[7] The 1979 Camp David Accords, forged in a rural retreat less than an hour from Washington, D.C. by U.S. President Jimmy Carter, Egyptian President Anwar Sadat, and Israeli Prime Minister Menachem Begin, had shaken the Middle East to its geostrategic and geopolitical roots. The Accords effectively took Egypt and its then-mightiest Arab armed forces and demographic weight off the Arab-Israeli conflict table.  What many could have predicted then but did not would soon become obvious.  This was how one American regionally disruptive act would pave the way for another one.

It is undeniable that Egypt and the Egyptian people gained from the Camp David Accords.  As to whether Egypt or Israel gained more depends on one’s perspective. From Israel’s vantage point, it was clearly the greater beneficiary. One might only point to Israel’s 1982 invasion and 19-year occupation of Lebanon, using American-manufactured and supplied weapons and munitions, having gone unpunished by the United States.

[8] The first Palestinian Intifada – intifada meaning a “shaking off,’ in this case the illegal Israeli occupation – with much of the world watching, is considered to have begun in 1987.

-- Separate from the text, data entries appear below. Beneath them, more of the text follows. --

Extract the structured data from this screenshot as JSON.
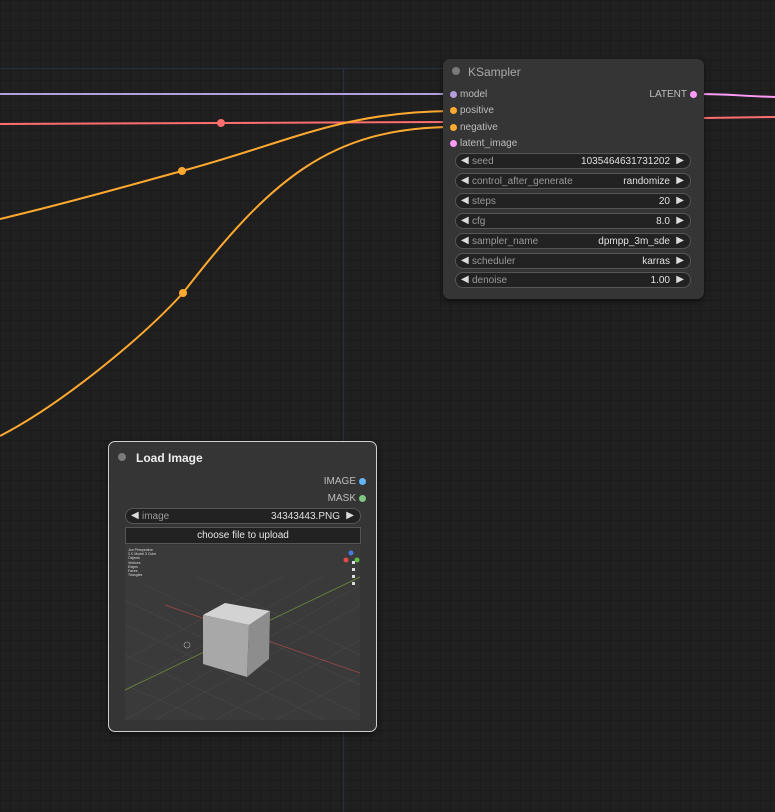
{
  "ksampler": {
    "title": "KSampler",
    "inputs": [
      "model",
      "positive",
      "negative",
      "latent_image"
    ],
    "output": "LATENT",
    "widgets": [
      {
        "name": "seed",
        "value": "1035464631731202"
      },
      {
        "name": "control_after_generate",
        "value": "randomize"
      },
      {
        "name": "steps",
        "value": "20"
      },
      {
        "name": "cfg",
        "value": "8.0"
      },
      {
        "name": "sampler_name",
        "value": "dpmpp_3m_sde"
      },
      {
        "name": "scheduler",
        "value": "karras"
      },
      {
        "name": "denoise",
        "value": "1.00"
      }
    ]
  },
  "load_image": {
    "title": "Load Image",
    "outputs": [
      "IMAGE",
      "MASK"
    ],
    "image_widget": {
      "name": "image",
      "value": "34343443.PNG"
    },
    "upload_label": "choose file to upload",
    "preview_text": [
      "Jon Perspective",
      "3 C Model 3 Cube",
      "Objects",
      "Vertices",
      "Edges",
      "Faces",
      "Triangles"
    ]
  },
  "arrows": {
    "left": "◀",
    "right": "▶"
  },
  "colors": {
    "model_link": "#b39ddb",
    "conditioning_link": "#ffa931",
    "clip_link": "#ff6e6e",
    "latent_link": "#ff9cf9",
    "image_slot": "#64b5f6",
    "mask_slot": "#81c784"
  }
}
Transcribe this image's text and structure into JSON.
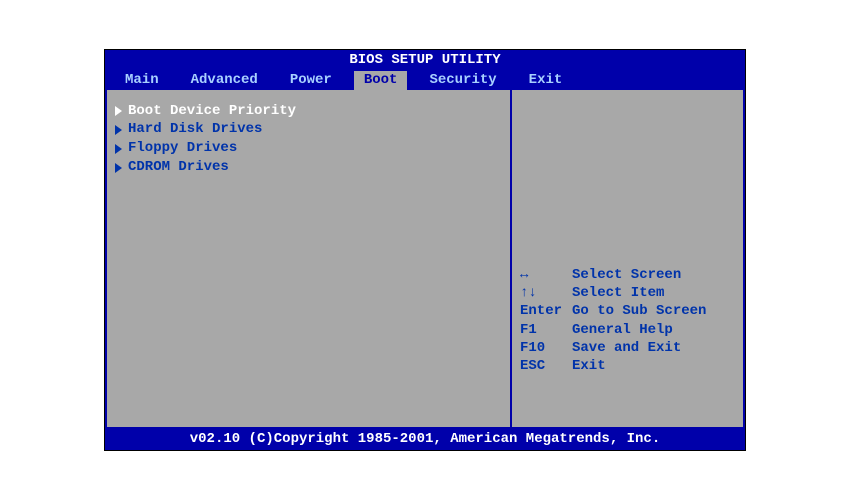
{
  "title": "BIOS SETUP UTILITY",
  "tabs": [
    {
      "label": "Main",
      "selected": false
    },
    {
      "label": "Advanced",
      "selected": false
    },
    {
      "label": "Power",
      "selected": false
    },
    {
      "label": "Boot",
      "selected": true
    },
    {
      "label": "Security",
      "selected": false
    },
    {
      "label": "Exit",
      "selected": false
    }
  ],
  "menu": [
    {
      "label": "Boot Device Priority",
      "selected": true
    },
    {
      "label": "Hard Disk Drives",
      "selected": false
    },
    {
      "label": "Floppy Drives",
      "selected": false
    },
    {
      "label": "CDROM Drives",
      "selected": false
    }
  ],
  "hints": [
    {
      "key": "↔",
      "action": "Select Screen"
    },
    {
      "key": "↑↓",
      "action": "Select Item"
    },
    {
      "key": "Enter",
      "action": "Go to Sub Screen"
    },
    {
      "key": "F1",
      "action": "General Help"
    },
    {
      "key": "F10",
      "action": "Save and Exit"
    },
    {
      "key": "ESC",
      "action": "Exit"
    }
  ],
  "footer": "v02.10 (C)Copyright 1985-2001, American Megatrends, Inc."
}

[9] Overlooked in much of the commentary and analysis that followed the September 11, 2001, attacks was how much anger and resentment had been building against President George W. Bush. In August 2001, Saudi Arabian Crown Prince Abdullah, by then the effective head of state in the Kingdom in light of King Fahd’s protracted disabling illness, warned that America’s blatant disregard for and near-total ineffectualness in lessening the plight of the Palestinians – living under an occupation massively defended, financed, and armed by Washington officialdom – threatened to make the Saudi Arabian-U.S. relationship untenable. Indeed, in November 2001, Saudi Arabian Foreign Minister Saud Al Faisal charged that the failure of the Bush administration to pursue a peace settlement between Israelis and Palestinians “makes a sane man go mad.”